by Tom Purkey, Executive Vice President and General Manager for the Tennessee Electric Cooperative Association
I have really enjoyed this year’s “annual meeting tour.” Culminating in October, that’s what I call my statewide journey, which I wrote about in my August column, to attend as many of the 21 autumn cooperative annual meetings (two were held in May) as I can. It’s impossible to get to all the meetings since some are scheduled on the same day. Maybe it’s because this is my last tour (I’ll give details in a later issue of The Tennessee Magazine) that I’m spending more time enjoying and appreciating this year’s across-the-state jaunt so much.
As I write this column, I’m still reliving the annual meeting I attended last night. Typical of the events I see throughout Tennessee, it reminded me of why these meetings are so interesting and important.
The meeting started with the members (also the co-op’s owners, of course) registering and then enjoying a hot dog or two, drinks, chips and a Moon Pie. As members and their families sat at the tables, I could tell they were having fun visiting with their friends and neighbors who were also in attendance.
Lucky youngsters who came with their parents laughed and played in an inflatable playground wonderland. Tennessee Valley Authority personnel and a number of co-op employees were available to answer members’ questions and give advice. And I had an opportunity to chat with several members who were very familiar because I have visited this cooperative’s annual meeting year after year for the past two decades. After the nice meal, we were treated to some excellent entertainment from a local gospel-singing group.
During the business session, the results of the board election were announced, and all the board members were introduced to the membership. The democratic process was on display when the co-op’s attorney asked if there was any “new business.” One member raised his hand and asked for an explanation about the cooperative’s decision to purchase a plot of land. The general manager gave a thorough explanation about how that might eventually be the location of the headquarters office for the cooperative. He stressed that the downturn of the economy had affected the timetable of that future decision.
I was impressed by the openness and frankness of the general manager as he discussed the history and purpose of that decision. The man deserved and received a thorough explanation, and the open discussion showed that the folks at the cooperative take seriously the responsibilities given to them by their bosses — the members.
Cooperative annual meetings are great examples of the people exercising their ownership. Co-op employees and directors mingle with and report to the member-owners. Members elect a board to represent their interests and ensure that the cooperative is run for the benefit of the membership as a whole. And to say “thank you” for being a member, the co-op will feed and entertain you while you catch up with your neighbors.

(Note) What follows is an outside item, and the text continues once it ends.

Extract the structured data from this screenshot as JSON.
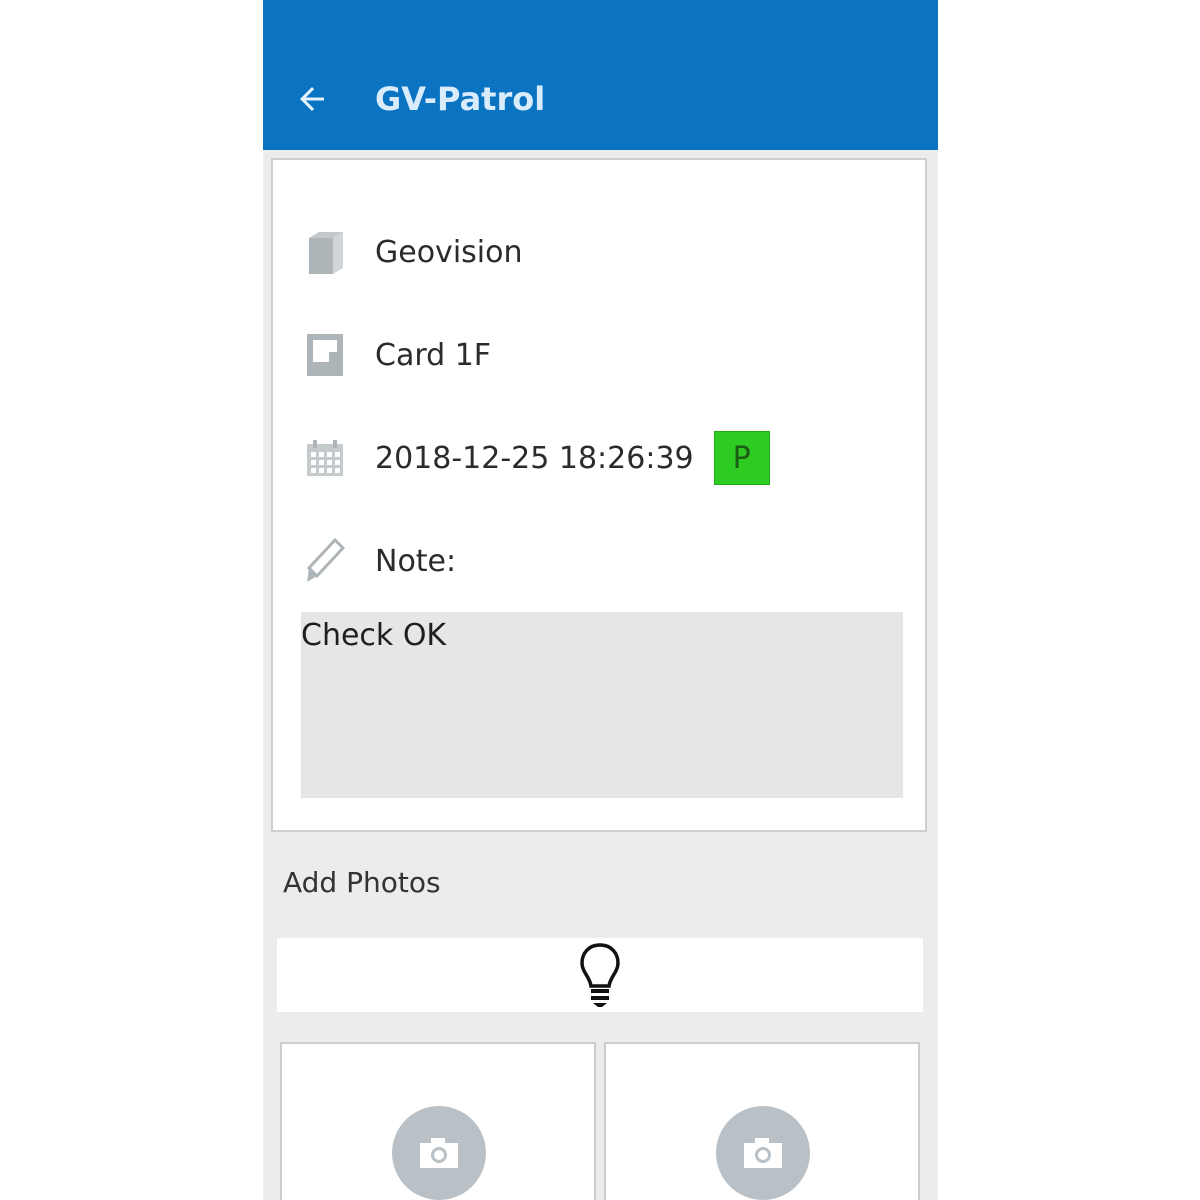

Witnessing democracy in action: It’s the reason I’ve so thoroughly enjoyed traveling this great state to experience the cooperative difference.